The La Brea Tar Pit of American Foreign Policy
Originially published in The Hill on October 14, 2014.
The La Brea tar pits preserve the pre-historic remains of mammals that were entangled in that quagmire and met their demise; even the mighty saber-tooth tiger found it was unable to extract itself from the tar pit that ultimately dragged it down to its death. The United States continues to grapple with extricating itself from over a decade of military involvement in Iraq. The confluence of world religions and the century-long tribal, regional, and religious disputes have entangled the people of the Middle East, which is metaphorically the equivalent of the tar pit. So any attempt to resolve conflicts by military force alone should be a clear warning sign for policymakers who know such an action would only further entrap us and leave us facing the fate of the saber-tooth.
What is clearly needed before committing to prolonged action is thorough consideration of how we define the mission and what the exit strategy is – something that Congress must debate. This approach of evaluating how to determine the scope and timeline of military action was best summed up in 1998 by former President George Herbert Walker Bush, who warned us when he said:
"Trying to eliminate Saddam, extending the ground war into an occupation of Iraq, would have violated our guideline about not changing objectives in midstream, engaging in ‘mission creep,' and would have incurred incalculable human and political costs… We would have been forced to occupy Baghdad and, in effect, rule Iraq. The coalition would instantly have collapsed, the Arabs deserting it in anger and other allies pulling out as well. Under those circumstances, there was no viable "exit strategy" we could see, violating another of our principles. Furthermore, we had been self-consciously trying to set a pattern for handling aggression in the post-Cold War world. Going in and occupying Iraq, thus unilaterally exceeding the United Nations' mandate, would have destroyed the precedent of international response to aggression that we hoped to establish. Had we gone the invasion route, the United States could conceivably still be an occupying power in a bitterly hostile land. It would have been a dramatically different--and perhaps barren--outcome." [i]
How prescient he was.
Now, we are facing a new threat in the Islamic State of Iraq and the Levant (ISIL) whose barbarism and brutality have shocked the conscience of the entire world. Clearly, something must be done to thwart this group that not only has committed crimes against humanity, but ultimately poses a threat to the United States.

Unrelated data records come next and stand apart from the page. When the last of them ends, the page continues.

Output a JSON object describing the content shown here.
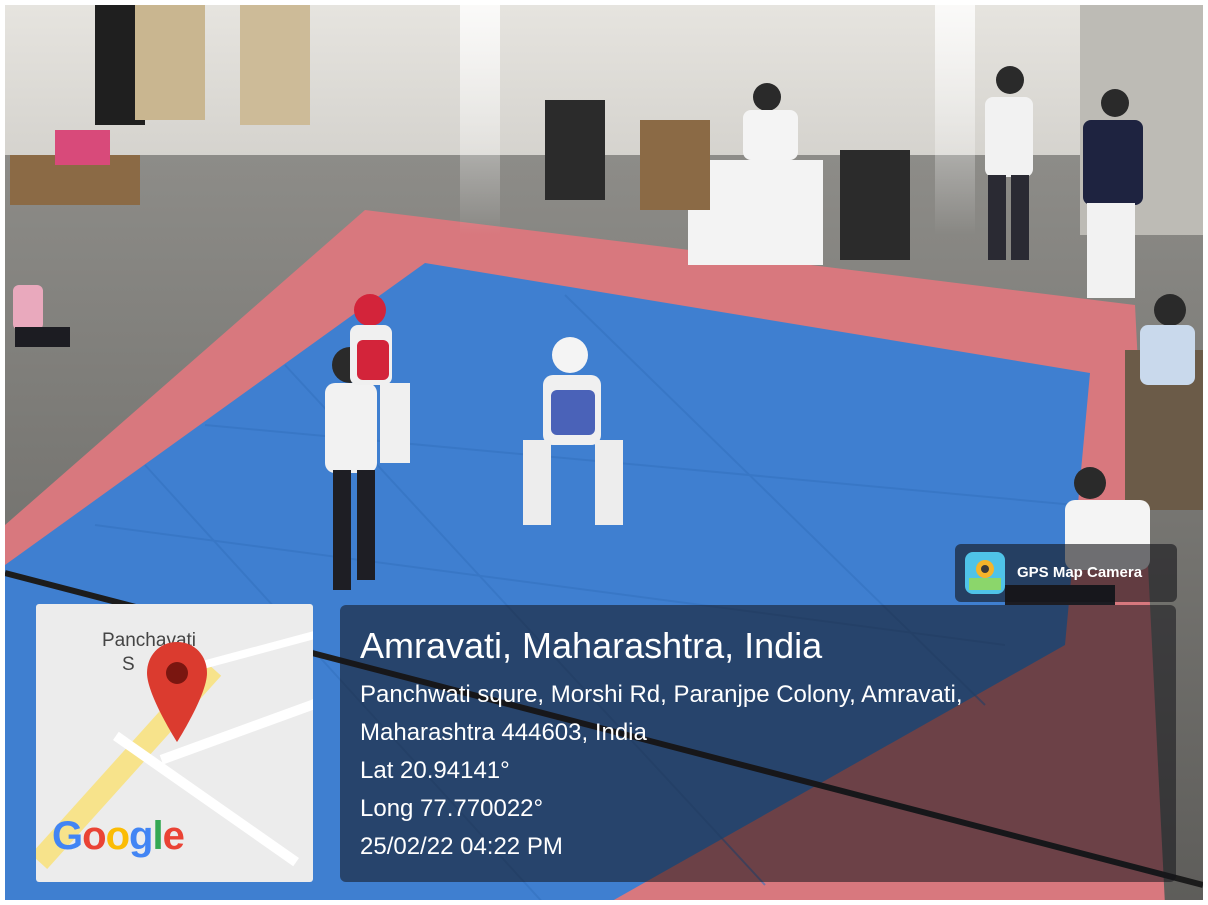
{
  "map": {
    "place_label_line1": "Panchavati",
    "place_label_line2": "S",
    "logo_text": "Google"
  },
  "badge": {
    "label": "GPS Map Camera",
    "icon": "gps-map-camera-app-icon"
  },
  "location": {
    "title": "Amravati, Maharashtra, India",
    "address_line1": "Panchwati squre, Morshi Rd, Paranjpe Colony, Amravati,",
    "address_line2": "Maharashtra 444603, India",
    "lat": "Lat 20.94141°",
    "long": "Long 77.770022°",
    "datetime": "25/02/22 04:22 PM"
  },
  "colors": {
    "mat_blue": "#3f7fd0",
    "mat_red": "#d8787e",
    "pin_red": "#db3b2f",
    "google_blue": "#4285f4",
    "google_red": "#ea4335",
    "google_yellow": "#fbbc05",
    "google_green": "#34a853"
  }
}
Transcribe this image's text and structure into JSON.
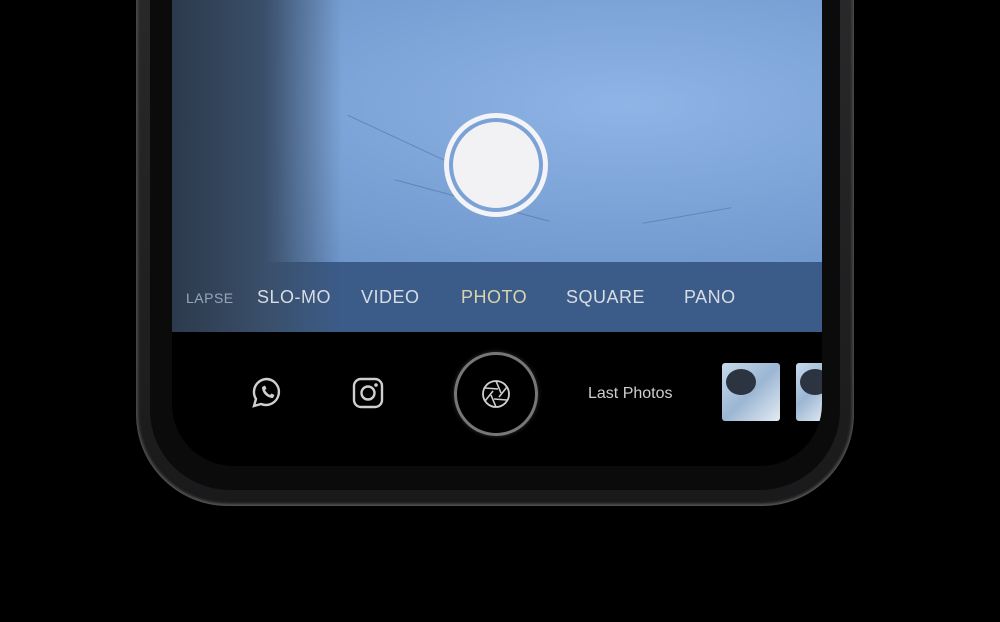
{
  "camera": {
    "modes": [
      {
        "label": "LAPSE",
        "active": false
      },
      {
        "label": "SLO-MO",
        "active": false
      },
      {
        "label": "VIDEO",
        "active": false
      },
      {
        "label": "PHOTO",
        "active": true
      },
      {
        "label": "SQUARE",
        "active": false
      },
      {
        "label": "PANO",
        "active": false
      }
    ],
    "bottom_bar": {
      "share_icons": [
        "whatsapp-icon",
        "instagram-icon"
      ],
      "shutter_icon": "aperture-icon",
      "last_photos_label": "Last Photos"
    }
  },
  "colors": {
    "mode_bar": "#3b5c89",
    "active_mode": "#d9d4ad",
    "preview": "#7ba2d6"
  }
}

The question is – will we jump blindly into the tar pit, or will we approach this enemy with the required strategy and coalition that will lead to the immediate goal of eliminating the security threat of ISIL and the long-term goal of finding a political solution to establish stability in the region? Make no mistake, left unchecked, ISIL poses a serious threat. However, defeating them will require diplomatic coordination, and support from countries in the region, our NATO allies, and the United Nations.
I support the actions the president has taken to this point in using U.S. airpower to strike ISIL, providing humanitarian aid to those who have been victimized by them, and working with the international community to build a strong coalition. Yet, throughout this time, Congress has sat idle, abdicating its responsibilities to authorize military intervention- or even to debate it, as the British Parliament has done. It is simply unacceptable to prevail on our men and women in uniform who bravely serve our country while Congress cannot muster the courage to simply do its job, get back to work, and vote. This is a responsibility that can’t be postponed or put off until after an election, a lame duck session, or the next Congress. National security threats do not operate according to the Congressional calendar. The responsibility of duly elected officials is to vote.
The authorization of the use of military force under Article I Section 8 of the Constitution is Congress’ responsibility. It’s Congress that must lay out the principles, the policies, and justification for action and fully debate and inform the public. To avoid the mistakes of the past, Congress must ensure that in any authorization that three things be clear: we cannot go alone, we will need more than military force, and we must have an exit strategy. To those ends I have introduced a proposal that would allow for the authorization of force, but contingent on the following principles that the president:
- Go to the United Nations Security Council, lay out the case for a multinational military intervention against ISIL and seek a resolution supporting military force;
- Build a broad coalition of allied nations to support and participate in such efforts;
- Seek partners in the Arab League nations who will actually commit and not just offer support.
- Present and explain his plan for eliminating the threat posed by ISIL; and
- Form a clear exit strategy
Former Secretary of State to George H.W. Bush, James Baker, recently said that in order to achieve long-term peace and stability in the region, we must bring together the world powers and the regional interests who have the most to gain and lose to be involved in resolving age-old conflicts. He is right, that ultimately, any strategy that we have, must also have an eye towards a long-term political solution. Even as we are hopefully successful in dismantling the threat of ISIL, significant problems will remain in the region – ones that are beyond the capability of U.S. military force alone to solve. If we are to avoid the tar pit, we must learn from the past, engage our allies, and most importantly not plunge ourselves in without knowing how or if we can get out.